Dignity, not Dismissal

Social work in a hospital setting is a dynamic field in itself. The role of a social worker within a hospital looks very different depending on the unit; Each unit requires a different balance of emotional support, discharge planning, groups, crisis intervention, program-planning, etc. 

While in graduate school, I spent a year as a social work intern in an inpatient hospital setting on the general medicine unit. I worked with patients exhibiting a wide range of concerns. One of my main responsibilities was to create a safe discharge plan with the patient since they would likely need a bridge in their care to get stronger before heading home. We worked primarily with older adults as our floor of the hospital had many joint-replacement cases. I was excited to work with this population but I soon realized that older patients did not always experience the dignity and autonomy that was rightfully theirs.

Before we’d work with a patient, we’d ask a few questions to determine how alert and oriented the patient was at the time. If the patient was alert and oriented, we were able to work directly with the patient. If they were not, we’d speak with a family member to make decisions regarding discharge planning and to find appropriate resources. I found that even when an older patient was completely alert and oriented, professionals would often go straight to a family member to get information. It was common to see professionals engage the family more than the patient and unknowingly dismiss the patient throughout the encounter. Sometimes, the professional was so engaged in their conversation with the family member that they didn’t notice the older patient trying to share something.
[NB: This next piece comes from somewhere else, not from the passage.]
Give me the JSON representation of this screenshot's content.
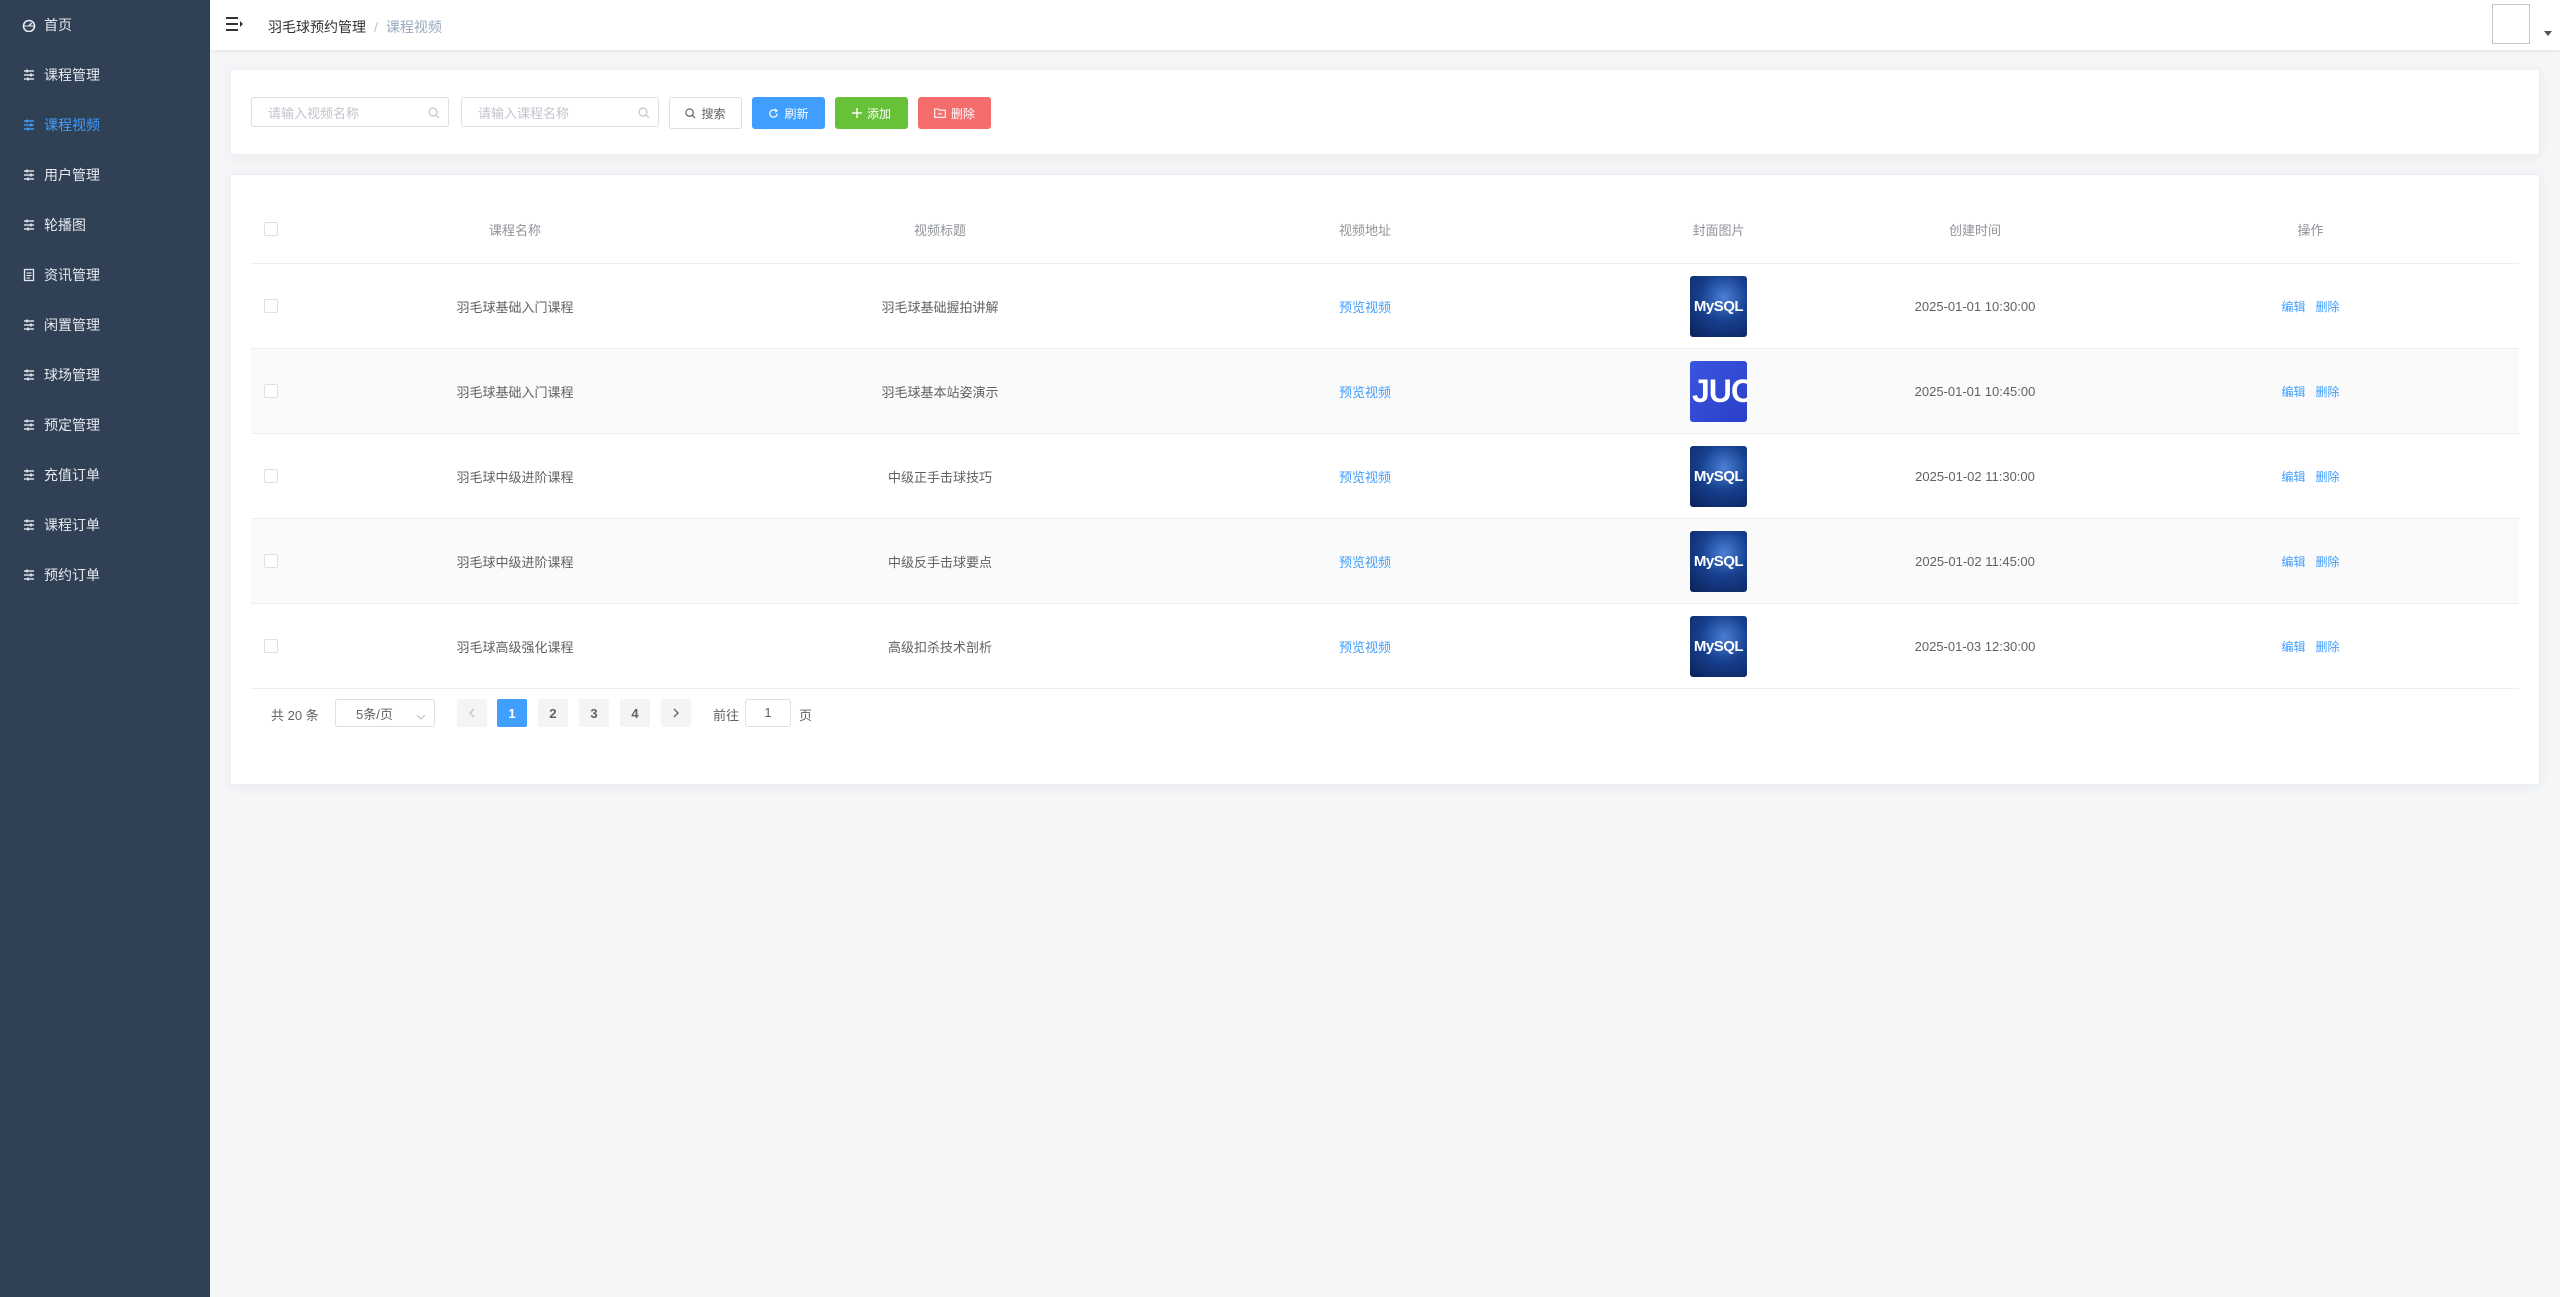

I can’t imagine what it’s like to lay in a hospital bed, away from home, and being ignored when you know the most about what you’re experiencing. How much worse this must be as the aging individual grapples with the complexities of aging and may not be able to hear the conversations being spoken.

For the professional, this shift in dynamic may result from pressure to get through a case load and speed up discharges. Avoiding the patient and opting for family can be an easy way to get necessary information fast. I feel strongly that professionals are not necessarily experiencing a lack of care, rather, they could be facing what’s known as the “obligation dilemma” (Lev & Ayalon, 2014). The professional is pulled to abide by the patient, the family, and the hospital, which often leads to picking the most efficient option rather than the necessary one. 

This disorientation when working with older adults may be exacerbated by the social worker’s versatility in tending to a wide range of concerns. Social workers are uniquely positioned to serve the patient, the family, the healthcare team, the hospital, and the community. When trying to serve everyone effectively, we may not realize the bias we have when determining the order of significance.

Beyond the multiple loyalties, there are larger social issues at play. Dr. Louise Aronson, a geriatrician and professor, puts it well in her book Elderhood: Redefining Aging, Transforming Medicine, Reimagining Life stating, “Our health system penalizes hospitals if they don’t fix people and quickly send them home, designates just fifteen to twenty minutes for clinic appointments, and doesn’t provide most nursing facility staff with the time, training, or both to help people in ways appropriate to their life stage. This sets up a vicious circle, as age-blind systems lead to bad outcomes for old people, which in turn reinforce people’s sense that they are not worth treating.”

Quick discharges are important because it ensures the patient isn’t paying for more than they have to, that hospital beds are available for patients in need, that patient’s aren’t exposed to risks longer than they have to, and the timely discharges are also a reflection of hospital success. How can we adhere to our social work values in a hospital setting while also prioritizing the hospital needs of tending to a caseload and being accountable to a team? How can we break the norm while also remaining efficient? How can we respect our patient’s autonomy even when they are not alert or oriented?

Well, I think it begins with a few small steps:

  1. Connect: Enter every patient room by first connecting with the patient. Even if the patient is confused or nonverbal, starting the encounter by making eye contact with and acknowledging the patient not only affirms the dignity and respect that is deserved but also sets the tone to ourselves that we are here to give the best care possible to the patient.
  2. Elevate skills: While the encounters within an inpatient hospital setting are short, remember that this doesn’t make our work any less important. Being able to acutely listen to a patient in such a small amount of time will make a difference in the overall experience of the patient, the family, and the health care team so fine tune those clinical social work skills! Having a shorter span of time to engage means we have the nudge to upgrade our skills and knowledge.
  3. Set an example: Role model the patient-centered behavior in your work to show the team that it is possible to remain productive while realigning the attention – even if in small ways. 
  4. Expand competence: Actively engage in trainings and conferences to learn about the impacted population. Use this expanded competence to educate the team you’re on and the organization you work in to slowly break down what has been calcified over years. 

The dismissive treatment of older adults is so socially ingrained that the action may seem inadvertent. It is not limited to medical settings. In the New York Times article titled, “Talk to Me, Not to My Daughter,” Fran Hawthorne describes the numerous settings in which older adults are ignored from their own care – from the barbershop to the bank. One older adult stated, “As the elderly, we lose our identity [to] a work-oriented society” and further states, “When people say they’re retired, they’re no longer a person of interest.”

 I encourage you, regardless of the setting you work in, to find the most commonly disregarded client and think of ways to better serve them. Which population popped into your mind first? What can be done better?